A Kiwi social media personality best known for his videos about hunting and fishing has created a flurry on Facebook after taking a stab at the price of school uniforms.
Josh James, better known as Josh James Kiwi Bushman, posted a video on Wednesday afternoon which expressed his shock at the cost of his son's school uniform.
Filmed at The Warehouse in Greymouth, the video shows James in the uniform aisle where he voices his "10 cents on the price of school uniforms in New Zealand".
"It's bloody ridiculous," he said. "$14 for a pair of socks, and how much is it for a jersey? Holy crap $40 and $53.99 for a basic, cheap fleece jersey.
"Somebody is making a killing on this. I don't know who is making the money but someone is making an absolute killing making school jerseys. What a rip off," he said.
James directed a question to viewers asking whether "the price of school uniforms for kids is outrageous, or outrageous?".
In a 24-hour timeframe the video gained over 13,000 views, with people all over New Zealand, and the world, expressing their kindred opinions.
Speaking to the Herald James said he was stirred to create the video as he "couldn't believe how much kids' uniforms were".
"I think it is ludicrous. They are selling basic fleece jerseys for $53 which can be made for cheap as chips, in NZ or China, where they bulk buy them from.
"Yet several aisles away there were other fleece jerseys, that were a different colour than the school uniform ones, for cheaper - around $9 to $15."
James said he felt school uniform companies were marking up prices on purpose.
"They are marking the prices up and taking away all items that are similar - that people could buy for cheaper - so they have to buy the ones that are marked up.
"The kids are not allowed to wear any other clothes apart from their school uniform, and they get told off and sent home if they do. I understand the whole uniform thing, that it is conformity and kids don't bicker and fight, but I think the price is ludicrous.
"We ended up paying in excess of $350 just for one child's uniform."
He said the overwhelming response to his video shows just how big the issue is in New Zealand.
"I think it shows that a lot of other people in New Zealand are a bit miffed with the price of school uniforms. It is crazy and something needs to be done about it.
"I am in a position to be able to afford to buy it, but a lot of low-income parents can't.
"It is money that could be spent on food, fruit and vegetables, and some of them are really struggling to buy their kids school uniforms. It is crazy."
He said he felt there should be some kind of subsidy for low income families, or for retailers to simply lower prices.
"It comes down to the detail too. It has to be bang on correct otherwise kids get in trouble.
"Even if schools were a bit more lenient on colour and detail, because even if it is the wrong shade of blue or the wrong kind of socks, they aren't allowed to wear it."
Warehouse chief executive Pejman Okhovat said getting kids back to school was an expensive time for families.
The company had been working hard with suppliers and schools to give parents affordable, good quality school uniform options.
"The cost is derived from a number of factors - including ensuring that the uniforms are good quality fabric designed to last, as well as the not insignificant cost of customising the uniform as per each school's specific requirements.

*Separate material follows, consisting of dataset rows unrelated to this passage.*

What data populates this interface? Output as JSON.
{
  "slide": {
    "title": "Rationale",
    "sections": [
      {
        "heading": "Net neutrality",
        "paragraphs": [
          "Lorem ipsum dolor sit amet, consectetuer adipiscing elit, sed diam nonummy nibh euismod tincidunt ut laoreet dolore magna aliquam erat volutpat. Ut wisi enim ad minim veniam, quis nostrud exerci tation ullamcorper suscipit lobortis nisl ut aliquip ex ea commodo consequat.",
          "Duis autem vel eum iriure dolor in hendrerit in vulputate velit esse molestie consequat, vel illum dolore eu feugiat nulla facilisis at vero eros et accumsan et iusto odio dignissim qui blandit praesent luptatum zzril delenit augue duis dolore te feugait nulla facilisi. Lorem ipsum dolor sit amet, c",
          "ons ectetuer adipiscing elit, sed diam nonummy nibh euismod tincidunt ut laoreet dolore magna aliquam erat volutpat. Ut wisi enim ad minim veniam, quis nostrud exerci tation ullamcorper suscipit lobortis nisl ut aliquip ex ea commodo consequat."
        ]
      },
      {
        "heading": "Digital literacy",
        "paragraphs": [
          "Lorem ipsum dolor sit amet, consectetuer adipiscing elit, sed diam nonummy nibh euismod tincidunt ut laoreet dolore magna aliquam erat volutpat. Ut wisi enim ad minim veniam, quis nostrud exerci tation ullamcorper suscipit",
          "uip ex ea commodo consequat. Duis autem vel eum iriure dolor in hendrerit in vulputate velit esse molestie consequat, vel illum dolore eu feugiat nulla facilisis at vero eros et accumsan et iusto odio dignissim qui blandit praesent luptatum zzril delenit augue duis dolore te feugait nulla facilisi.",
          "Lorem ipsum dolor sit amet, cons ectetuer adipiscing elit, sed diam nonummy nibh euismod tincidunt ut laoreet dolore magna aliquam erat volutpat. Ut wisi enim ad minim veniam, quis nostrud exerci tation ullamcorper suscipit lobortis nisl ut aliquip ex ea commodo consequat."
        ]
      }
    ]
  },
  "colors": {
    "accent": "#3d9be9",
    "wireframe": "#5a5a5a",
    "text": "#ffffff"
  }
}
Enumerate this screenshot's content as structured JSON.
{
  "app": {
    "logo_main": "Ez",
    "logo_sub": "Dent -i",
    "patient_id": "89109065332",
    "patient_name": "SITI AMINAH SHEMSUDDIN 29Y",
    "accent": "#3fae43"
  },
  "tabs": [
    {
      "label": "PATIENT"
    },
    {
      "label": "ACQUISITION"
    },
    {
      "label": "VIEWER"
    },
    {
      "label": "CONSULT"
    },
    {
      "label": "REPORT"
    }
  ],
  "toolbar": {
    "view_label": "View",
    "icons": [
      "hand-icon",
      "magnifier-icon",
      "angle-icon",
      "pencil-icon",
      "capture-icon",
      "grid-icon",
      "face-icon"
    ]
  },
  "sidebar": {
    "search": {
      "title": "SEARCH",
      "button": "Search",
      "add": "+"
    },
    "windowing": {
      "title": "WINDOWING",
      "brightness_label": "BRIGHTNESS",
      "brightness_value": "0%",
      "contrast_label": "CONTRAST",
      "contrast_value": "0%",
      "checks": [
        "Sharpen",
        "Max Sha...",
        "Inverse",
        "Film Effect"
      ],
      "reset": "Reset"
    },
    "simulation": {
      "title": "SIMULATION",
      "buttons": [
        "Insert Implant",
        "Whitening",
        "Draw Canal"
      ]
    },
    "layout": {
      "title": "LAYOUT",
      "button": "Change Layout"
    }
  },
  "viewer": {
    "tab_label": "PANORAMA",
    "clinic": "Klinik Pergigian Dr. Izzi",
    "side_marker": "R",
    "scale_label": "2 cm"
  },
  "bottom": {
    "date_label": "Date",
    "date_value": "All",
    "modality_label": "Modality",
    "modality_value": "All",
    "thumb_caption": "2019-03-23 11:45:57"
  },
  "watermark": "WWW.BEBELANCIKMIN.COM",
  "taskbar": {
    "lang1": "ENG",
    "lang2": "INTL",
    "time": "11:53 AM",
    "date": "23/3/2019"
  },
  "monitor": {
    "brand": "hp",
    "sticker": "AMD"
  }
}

"Also when you consider their longevity they offer very good value over time."
The Commerce Commission provides guidelines to schools on how the Commerce Act applies to exclusive arrangements for school uniforms, stationery or other school supplies.
The guidelines state that boards of trustees typically choose their school's uniform and how it is to be supplied.
If parents are concerned about the price they are paying for their child's school uniform or other school supplies, or if they are concerned about the lack of choice, then they are advised to talk to the board of trustees.
"Communication with the board is an important and effective way for parents to convey their views on how the agreements negotiated by the school affect the availability, quality and price of school uniforms and school supplies.
"School boards have collective bargaining power and should use this to promote competition to the benefit of parents as well as the school," the guidelines state.
The Ministry for Social Development group general manager and client service delivery Kay Read said "It is important families know there is somewhere to go and options to consider if they need support or help with back-to-school costs".
"We sent information to about 70,000 MyMSD-registered clients with school-aged children at the start of the year about how to apply for help with school costs if its needed.
"We encourage anyone who may be facing financial stress or struggling due to back-to-school costs to get in touch with us so we can help them consider the best option available to them."